3 Ways to Beat Computer Posture
Hey you — freeze! Without changing anything, notice how you’re sitting or standing right now. Check out where your arms and head are in relation to your torso. Where’s your pelvis, tucked underneath you? Arched behind you? For most of us, when you spend time on your devices, your posture follows a predictable pattern: Your arms reach forward for the keyboard or phone, and your head juts out to get closer to the screen. This rounds your upper back, closing your chest in. Your pelvis is tucked underneath you, leaving your belly pooched outward.
Sitting in poor posture for a few minutes a day isn’t the end of the world, but more and more jobs require hours on end in front of a screen. The result? We sit for hours on end hunched over, and our bodies suffer.
Anatomically, when you’re slouching, the muscles in the front of your body, like the muscles in your chest, are shortened. Meanwhile, the muscles in the back of your body, like the ones in your upper back and neck, are lengthened.
While you can stand up, stretch yourself out, and carry on with your day, this unfortunately won’t undo the hours of sitting hunched over. Our bodies are incredibly efficient; they get better at what they do most often (practice makes progress). For example, you know how if you haven’t been doing yoga for a while, you’re not as flexible? If your muscles aren’t being stretch regularly, they won’t bother maintaining the elasticity. The same way your brain forgets how to play piano if you haven’t touched the keys in 20 years, your body “forgets” how to perform physical actions.
So after slouching for hours on end, day after day, the muscles in the front of your body stay short and get very tight. The muscles in your back stay loose and get very weak.
Don’t worry though! You’re not doomed.
1) Proper computer posture
When you work at a computer, see if you can break the habit and find new alignment. As a general guideline, try to have your pelvis, ribs, shoulder girdle, and head stacked one on top of the other with your spine a tall beanstalk reaching towards the sky.
In order to prevent the curving forward, try scooting yourself closer to your desk or your computer closer to you. If you’re having trouble keeping your head back, try zooming in on the screen. Your co-workers may make fun of you for reading everything in 120%, but you’ll be the one laughing when you can do cartwheels at age 92!
2) Keep moving!
Here’s the thing though: Even if you sat in proper posture for 10 hours a day, your body will still feel stiff! That because it’s practicing sitting still rather than moving. In order to combat this stiffness, try to incorporate as much movement as you can into your day.
More and more people are converting to standing desks, and this is awesome. The ideal, if you can convince your company to fund it, would be a desk that adjusts so you can both sit and stand. When sitting, choose an ergonomically correct chair. There are several innovative ones on the market now; check out Ergo Depot in Potrero Hill. I personally recommend sitting on a good ole fashioned yoga ball. They’re affordable and encourage small movements, engaging your legs, abdominals, and pelvic floor without even trying.
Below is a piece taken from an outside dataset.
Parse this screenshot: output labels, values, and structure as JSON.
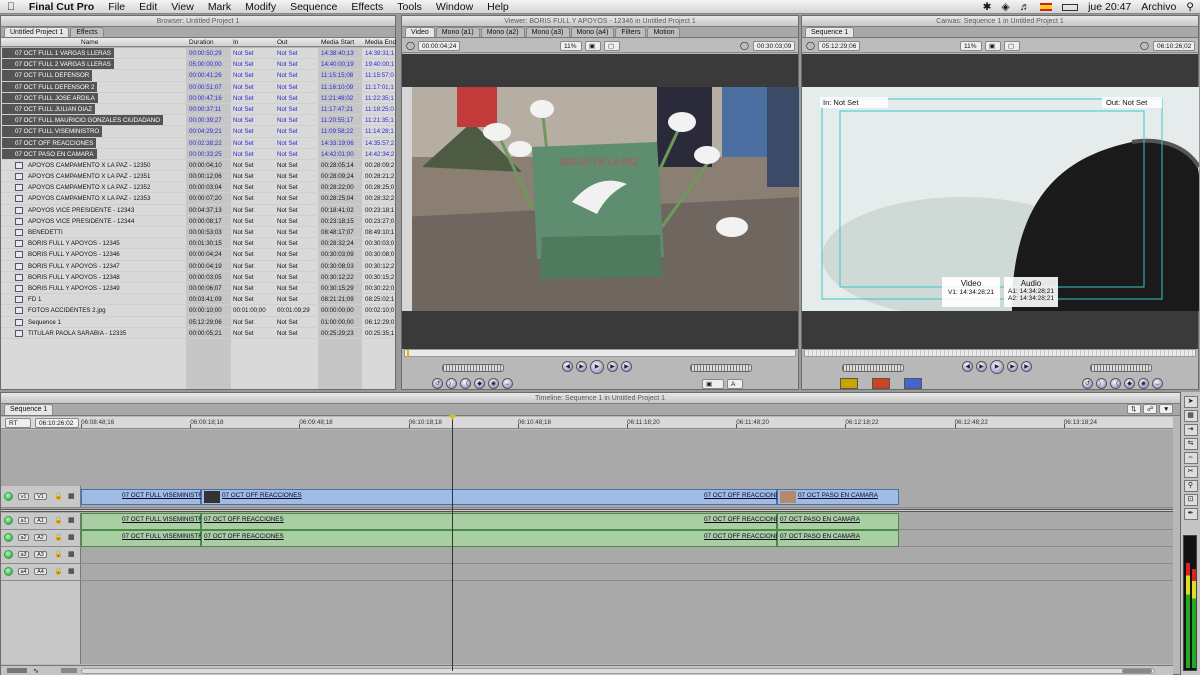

Master Trainer Kaitlyn Rhoades stresses the importance of wearing supportive shoes, especially if you stand a lot at work. She recommends getting a foot analysis from a reputable shoe store and purchasing shoes and/or orthotics accordingly. For women, Taryn Rose designs shoes with these values in mind that don’t compromise fashion.
3) There’s always Pilates.
I would advise doing Pilates (or any kind of movement, but clearly I’m a little biased) first thing in the morning. This will prime your body for the day, not to mention help you wake up! When we start moving, we remember how good it feels, and we want to do more of it.
If you’re not enough of a morning person to get into the studio, try doing a few yoga stretches as the coffee brews, like downward dog and cat/cow. Then get your Pilates on during your lunch break or after work.
Exercises that work your upper back muscles and stretch your chest are incredibly important for undoing all that computer work. They reverse the patterns your body has been clinging to at your desk, engaging the back of your body and stretching the front. Request some next time you’re in class — your body will thank you!
Here’s a great exercise for opening up the chest, engaging the abdominals, and finding proper alignment. All you need is a wall.
Stand with your heels against the wall and your arms down by your sides. Try to keep the back of your head, your upper back, your pelvis, and your heels touching the wall without letting your ribs flare open. Make sure you’re keeping your abs engaged and your chest open. Slowly, without losing the integrity of your alignment, sweep your arms out to the sides and towards your head, sliding them along the wall. See how high you can go without letting your shoulders come up. Try for 5-10 of these a day.
Author: Ali Weeks